The X Factor has received mixed reviews since the day it first started. It has given normal, everyday people the opportunity to leave their job down at the local fish and chip shop and become a worldwide singing sensation.
In an industry that has been plagued by online piracy since the start of the millennium, the X Factor has taught us all an important lesson. People like to be involved in the experience (or at least feel like they're involved), and because they become so emotionally involved in the process and the contestants on the show, piracy vanishes for a quick moment, which is why X Factor winners typically sell a truck loads of CDs (yes, CDs), whilst everybody else continues to be illegally downloaded on torrent sites. Strange, huh?
As you'll probably know, most X Factor singers have failed to build a successful long term music career. An example of this is Liberty X who was formed by the five finalists of Popstars who failed to make it into the group Hear'Say (they also didn't do too well), but Kevin Simm came running back to reality TV years later because his music career had crashed, and he won The Voice this year just gone - but I think it's fair to say that he's a long way away from being the next Freddie Mercury or Tom Jones...
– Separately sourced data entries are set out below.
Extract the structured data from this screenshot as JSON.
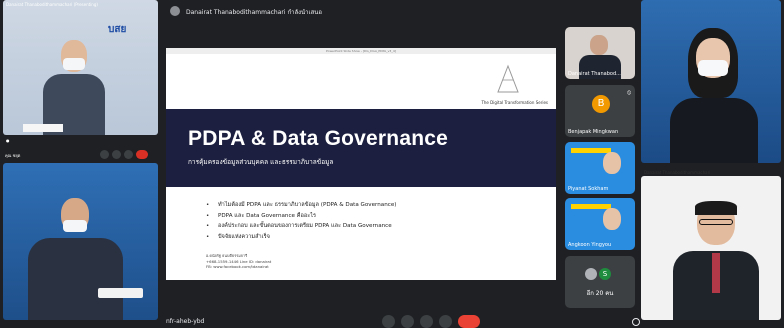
{
  "window": {
    "meeting_code": "nfr-aheb-ybd"
  },
  "presenter": {
    "name": "Danairat Thanabodithammachari กำลังนำเสนอ"
  },
  "tiles": {
    "left_top_label": "Danairat Thanabodithammachari (Presenting)",
    "left_top_org": "บสย",
    "left_bottom_label": "คุณ ชยุต",
    "right_bottom_label": "Danairat Thanabodithammachari"
  },
  "slide": {
    "header_caption": "PowerPoint Slide Show - [DG_DGA_PDPA_v3_4]",
    "series": "The Digital Transformation Series",
    "title": "PDPA & Data Governance",
    "subtitle": "การคุ้มครองข้อมูลส่วนบุคคล และธรรมาภิบาลข้อมูล",
    "bullets": [
      "ทำไมต้องมี PDPA และ ธรรมาภิบาลข้อมูล (PDPA & Data Governance)",
      "PDPA และ Data Governance คืออะไร",
      "องค์ประกอบ และขั้นตอนของการเตรียม PDPA และ Data Governance",
      "ปัจจัยแห่งความสำเร็จ"
    ],
    "author": "อ.ดนัยรัฐ ธนบดีธรรมจารี",
    "author_contact": "+668-1559-1446 Line ID: danairat",
    "author_fb": "FB: www.facebook.com/tdanairat"
  },
  "participants": [
    {
      "name": "Danairat Thanabod...",
      "initial": ""
    },
    {
      "name": "Benjapak Mingkwan",
      "initial": "B"
    },
    {
      "name": "Piyanat Sokham",
      "initial": ""
    },
    {
      "name": "Angkoon Yingyou",
      "initial": ""
    },
    {
      "name": "อีก 20 คน",
      "initial": "S"
    }
  ],
  "colors": {
    "end_call": "#ea4335",
    "slide_band": "#1c1f3f",
    "avatar_orange": "#f29900"
  }
}
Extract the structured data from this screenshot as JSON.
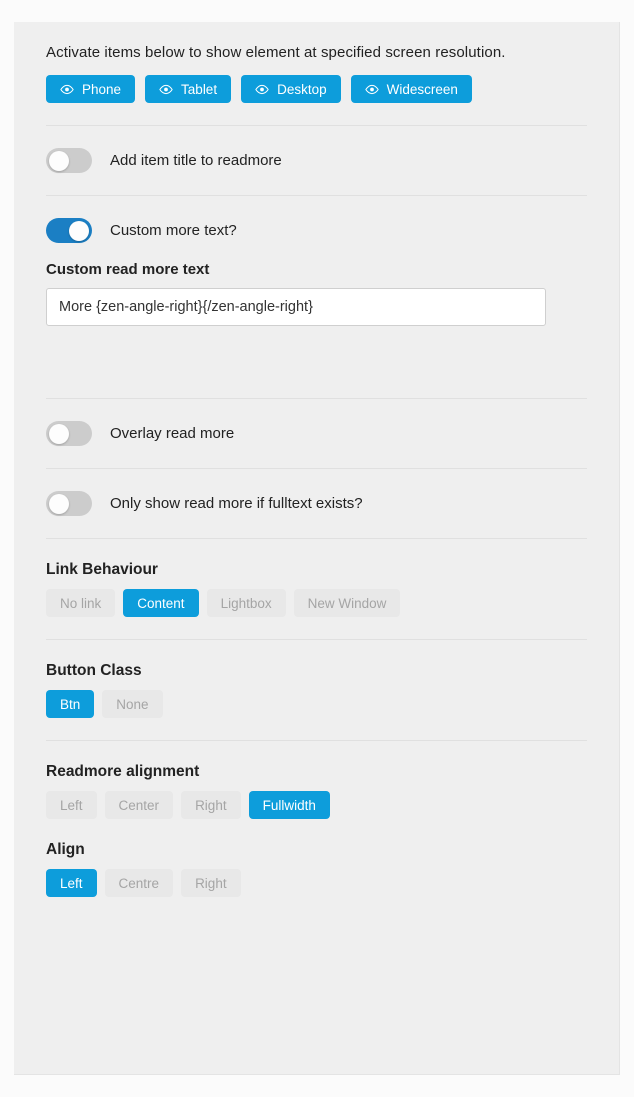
{
  "intro": {
    "text": "Activate items below to show element at specified screen resolution.",
    "buttons": [
      {
        "label": "Phone",
        "icon": "eye-icon"
      },
      {
        "label": "Tablet",
        "icon": "eye-icon"
      },
      {
        "label": "Desktop",
        "icon": "eye-icon"
      },
      {
        "label": "Widescreen",
        "icon": "eye-icon"
      }
    ]
  },
  "toggles": [
    {
      "label": "Add item title to readmore",
      "state": "off"
    },
    {
      "label": "Custom more text?",
      "state": "on"
    },
    {
      "label": "Overlay read more",
      "state": "off"
    },
    {
      "label": "Only show read more if fulltext exists?",
      "state": "off"
    }
  ],
  "custom_text_field": {
    "label": "Custom read more text",
    "value": "More {zen-angle-right}{/zen-angle-right}",
    "placeholder": ""
  },
  "option_groups": [
    {
      "title": "Link Behaviour",
      "options": [
        "No link",
        "Content",
        "Lightbox",
        "New Window"
      ],
      "selected": "Content"
    },
    {
      "title": "Button Class",
      "options": [
        "Btn",
        "None"
      ],
      "selected": "Btn"
    },
    {
      "title": "Readmore alignment",
      "options": [
        "Left",
        "Center",
        "Right",
        "Fullwidth"
      ],
      "selected": "Fullwidth"
    },
    {
      "title": "Align",
      "options": [
        "Left",
        "Centre",
        "Right"
      ],
      "selected": "Left"
    }
  ],
  "colors": {
    "accent": "#0d9ddb",
    "toggle_on": "#1b7fc4",
    "toggle_off": "#cccccc",
    "panel_bg": "#efefef",
    "pill_inactive_bg": "#e8e8e8",
    "pill_inactive_text": "#a5a5a5"
  }
}
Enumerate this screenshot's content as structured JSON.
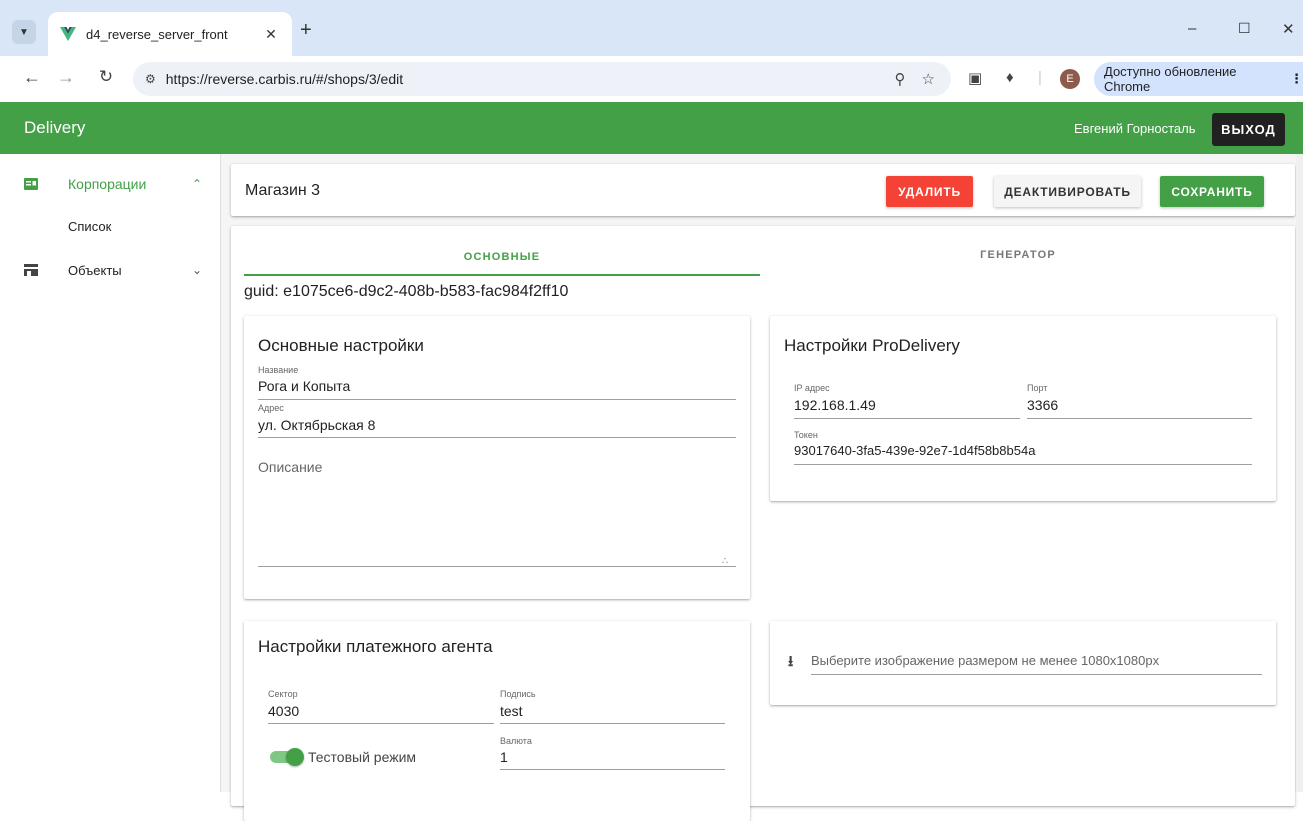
{
  "browser": {
    "tab_title": "d4_reverse_server_front",
    "url": "https://reverse.carbis.ru/#/shops/3/edit",
    "update_label": "Доступно обновление Chrome",
    "profile_initial": "E"
  },
  "header": {
    "title": "Delivery",
    "user_name": "Евгений Горносталь",
    "logout_label": "ВЫХОД",
    "accent_color": "#43a047"
  },
  "sidebar": {
    "items": [
      {
        "label": "Корпорации",
        "icon": "business-card-icon",
        "expanded": true
      },
      {
        "label": "Список"
      },
      {
        "label": "Объекты",
        "icon": "store-icon",
        "expanded": false
      }
    ]
  },
  "toolbar": {
    "title": "Магазин 3",
    "delete_label": "УДАЛИТЬ",
    "deactivate_label": "ДЕАКТИВИРОВАТЬ",
    "save_label": "СОХРАНИТЬ"
  },
  "tabs": {
    "main_label": "ОСНОВНЫЕ",
    "generator_label": "ГЕНЕРАТОР",
    "active": "main"
  },
  "guid": "guid: e1075ce6-d9c2-408b-b583-fac984f2ff10",
  "basic_settings": {
    "title": "Основные настройки",
    "name_label": "Название",
    "name_value": "Рога и Копыта",
    "address_label": "Адрес",
    "address_value": "ул. Октябрьская 8",
    "description_placeholder": "Описание"
  },
  "prodelivery": {
    "title": "Настройки ProDelivery",
    "ip_label": "IP адрес",
    "ip_value": "192.168.1.49",
    "port_label": "Порт",
    "port_value": "3366",
    "token_label": "Токен",
    "token_value": "93017640-3fa5-439e-92e7-1d4f58b8b54a"
  },
  "payment": {
    "title": "Настройки платежного агента",
    "sector_label": "Сектор",
    "sector_value": "4030",
    "signature_label": "Подпись",
    "signature_value": "test",
    "currency_label": "Валюта",
    "currency_value": "1",
    "test_mode_label": "Тестовый режим",
    "test_mode_on": true
  },
  "image_upload": {
    "placeholder": "Выберите изображение размером не менее 1080x1080px"
  }
}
James Michael from Sixx:A.M. states that "it is almost hard to compare the real music business to that music business." The reason why he said this is because those two worlds ARE different. It's all well and good building a career on instant gratification, but one of the advantages of doing it the hard way, is learning how the industry really works, and building a list of valuable contacts, putting YOU in the driver's seat, not Mr Cowell.
Did you know that The X Factor is becoming less popular? During it's peak, 17million people tuned in to watch The X Factor, but now just a third of them (5.7million) watch the show as it approaches it's 14th year. Is the X Factor bubble about to burst after thirteen years of success? We'll soon find out. To conclude, another interesting point is that the show no longer guarantees a number one spot for it's winners.
The last winner, Louisa Johnson, was the first EVER winner not to make it to number one. Luckily for her, she was picked up by the dance giants, Clean Bandit. Their new collaboration for 'Tears' is fantastic. Jess Glynn managed to launch an entire career off the back of a similar collaboration with Clean Bandit after the HUGE success of the amazing song 'Rather Be', so maybe it'll work for Louisa too. Who knows.
The reality is, X Factor is losing momentum as well as it's impact on the charts, so it'll be interesting to see if Simon can turn it around. Can you imagine a world without X Factor? I certainly can.
Post originally shown here.